  • New Store Workflows. –  Wayfinding, In-store pickup, Returns, Registry, Store Specific promotions, Real-time opt-in Loyalty promotions… are just a few examples of things that most retailers should consider, but cannot do with their eCom website.
  • R&D and Innovation. – In-Store experience innovation should move faster than the eCom website. Tapping into XOMNI version releases and powerful integration with best-of-breed retail technology partners will provide free R&D and a test bed for a potential roll-out to your eCom website.

Perhaps the most powerful reason to avoid re-purposing your website is the anecdotal evidence that it will fail. How many Kiosks have you seen turned off, dusty and in a corner? Of course, there are more than one reason for this occurrence but the stories we hear most often are related to a poor customer experience. I know many Tier-1 retailers who initially attempted to accelerate their in-store experience with their website. Today they are gone and in their place you will notice a combination of rich Endless Aisle and point/purposeful micro experiences. An expensive lesson to learn.

When it comes to the cost of a full scale In-Store experience deployment, taking the right path versus compromised path typically costs 12% – 14% of the overall investment over a 5 year period. This is a small price to pay in order to ensure ultimate UX performance, flexibility and future proofing of the investment. Of course, this number doesn’t factor in cost savings due to XOMNI accelerating and powering the UX while driving down hosting and data center costs significantly. In fact, under this scenario it’s possible for the approach to literally pay for itself.

There are many articles, analysts and anecdotal stories that can be found on the web warning retailers to avoid simply slapping their web presence on an in-store device. I hope my recent interview with OnWidnows will help others avoid this mistake and see a viable alternative: http://bit.ly/1Eho4nk

Power Up Unparalleled User Experience


XOMNI takes the “Bleeding” out of “Bleeding Edge”
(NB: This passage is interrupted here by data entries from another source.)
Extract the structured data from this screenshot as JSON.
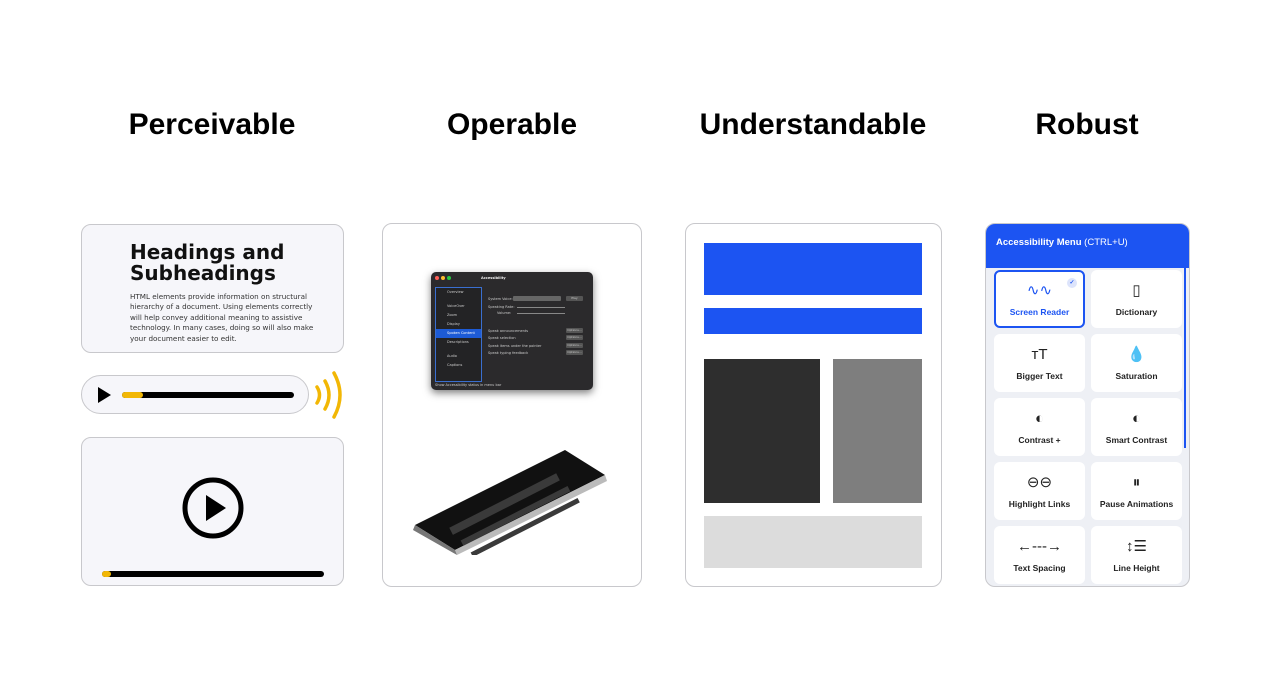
{
  "headings": [
    "Perceivable",
    "Operable",
    "Understandable",
    "Robust"
  ],
  "perceivable": {
    "title": "Headings and Subheadings",
    "body": "HTML elements provide information on structural hierarchy of a document. Using elements correctly will help convey additional meaning to assistive technology. In many cases, doing so will also make your document easier to edit.",
    "audio_progress": 0.12,
    "video_progress": 0.04,
    "accent": "#f2b705"
  },
  "operable": {
    "window_title": "Accessibility",
    "sidebar": [
      "Overview",
      "VoiceOver",
      "Zoom",
      "Display",
      "Spoken Content",
      "Descriptions",
      "Audio",
      "Captions"
    ],
    "selected": "Spoken Content",
    "system_voice_label": "System Voice:",
    "play_label": "Play",
    "speaking_rate_label": "Speaking Rate:",
    "volume_label": "Volume:",
    "options": [
      "Speak announcements",
      "Speak selection",
      "Speak items under the pointer",
      "Speak typing feedback"
    ],
    "options_button": "Options...",
    "footer": "Show Accessibility status in menu bar"
  },
  "robust": {
    "menu_title": "Accessibility Menu",
    "shortcut": "(CTRL+U)",
    "accent": "#1c54f2",
    "tiles": [
      {
        "label": "Screen Reader",
        "icon": "∿∿",
        "active": true
      },
      {
        "label": "Dictionary",
        "icon": "▯"
      },
      {
        "label": "Bigger Text",
        "icon": "тT"
      },
      {
        "label": "Saturation",
        "icon": "💧"
      },
      {
        "label": "Contrast +",
        "icon": "◐"
      },
      {
        "label": "Smart Contrast",
        "icon": "◐"
      },
      {
        "label": "Highlight Links",
        "icon": "⊖⊖"
      },
      {
        "label": "Pause Animations",
        "icon": "⏸"
      },
      {
        "label": "Text Spacing",
        "icon": "←---→"
      },
      {
        "label": "Line Height",
        "icon": "↕☰"
      }
    ]
  }
}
How does one power or enable unparalleled user experience? First, you need to involve someone with a solid understanding of “user centered design” and the ability to tailor a process for defining such an experience. Like these folks. Next, you need to break down all the typical barriers to design execution: Data access, channel access, (omnichannel integration), technology integration, performance and constraints associated with delivering the “design” to the targeted client platforms. Finally, you need to provide support so the players involved can focus on their core business.

InformationWeek just published an article which illustrates one aspect of our core business – Cloud R&D. XOMNI is constantly on the hunt for new partners and technologies to support unparalleled user experience. We have a team specifically designed to learn all the hard lessons associated with new technology and their application within the cloud – so you don’t have to. We absorb those technologies that are ready to add value and enhance them in ways that benefit specific use cases and make them easy to understand and consume.

Please have a look at the InformationWeek article to see the latest technologies we are assessing and sure to benefit the User Experience!

Thank you,

What is Omnichannel? Why Beneficial?

Making assisted selling and the retail white glove experience easy with Omnichannel.

BTW – What is the difference between Multichannel and Omnichannel? Multi-Channel vs Omni-Channel: Multi-Channel is simply the acknowledgement that there are multiple channels and multiple ways to reach your customer. However, the use of the channel is often isolated from other channels. Omni-channel is an evolution in that it demands a cohesive and orchestrated use of available channels per customer conversation.